In 1918, he received his M.D. from Cornell Medical College. Dr. Carver began to work at the Memorial Hospital in 1920. He became a leader in the field with his development of techniques for treating lymphomas and leukemias with radiation in 1926.
During World War II, Craver visited the Met Lab, in order to familiarize himself with the Health Division’s results and protocols regarding radiation and chemotherapy. At the Met Lab, he learned about the “bis” structural form of the nitrogen mustard compound, and he integrated the compound into his chemotherapy practices.
In his career, he published 150 papers on the topics of treatment of lymphomas and leukemias with radiation and chemotherapy. From 1926 until 1950, Dr. Carver served as an attending physician and chief of the lymphomas service at Memorial Hospital.
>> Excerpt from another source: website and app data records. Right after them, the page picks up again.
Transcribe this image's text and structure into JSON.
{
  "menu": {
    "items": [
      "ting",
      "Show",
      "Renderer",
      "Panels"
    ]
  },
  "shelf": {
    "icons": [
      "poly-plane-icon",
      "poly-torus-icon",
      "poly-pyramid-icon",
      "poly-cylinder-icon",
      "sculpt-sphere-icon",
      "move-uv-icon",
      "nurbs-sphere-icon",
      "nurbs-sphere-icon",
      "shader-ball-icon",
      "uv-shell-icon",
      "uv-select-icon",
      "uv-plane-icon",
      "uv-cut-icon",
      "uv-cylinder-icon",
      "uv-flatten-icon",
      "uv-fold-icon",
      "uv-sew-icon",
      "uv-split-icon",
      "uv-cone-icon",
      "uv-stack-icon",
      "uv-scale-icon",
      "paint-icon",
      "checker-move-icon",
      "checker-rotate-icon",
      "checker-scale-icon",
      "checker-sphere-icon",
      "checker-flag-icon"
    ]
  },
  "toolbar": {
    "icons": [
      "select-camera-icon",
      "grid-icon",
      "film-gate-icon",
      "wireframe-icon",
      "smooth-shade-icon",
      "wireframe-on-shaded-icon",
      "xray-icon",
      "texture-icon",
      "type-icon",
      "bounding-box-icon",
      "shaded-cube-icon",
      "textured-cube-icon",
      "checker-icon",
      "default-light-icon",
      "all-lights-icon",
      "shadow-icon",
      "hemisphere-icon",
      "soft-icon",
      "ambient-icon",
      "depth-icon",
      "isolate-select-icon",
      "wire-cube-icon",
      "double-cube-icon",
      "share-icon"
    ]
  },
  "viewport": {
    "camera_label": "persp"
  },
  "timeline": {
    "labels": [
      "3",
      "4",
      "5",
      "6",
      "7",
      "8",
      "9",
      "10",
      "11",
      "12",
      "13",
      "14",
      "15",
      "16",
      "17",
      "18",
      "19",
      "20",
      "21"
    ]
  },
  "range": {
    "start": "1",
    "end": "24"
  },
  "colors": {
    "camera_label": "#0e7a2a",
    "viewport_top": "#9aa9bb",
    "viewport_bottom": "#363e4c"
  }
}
Despite becoming emeritus in 1950, he remained active until his full retirement in 1962.
At the age of eighty-seven, Dr. Lloyd F. Craver died on June 18, 1978 in his home in Wantagh, Long Island, New York.
For more information about Dr. Lloyd F. Craver, please see the following references:
- New York Times Obituary for Craver
- Oral History of hematologist Leon Jacobson – discusses Met Lab and Craver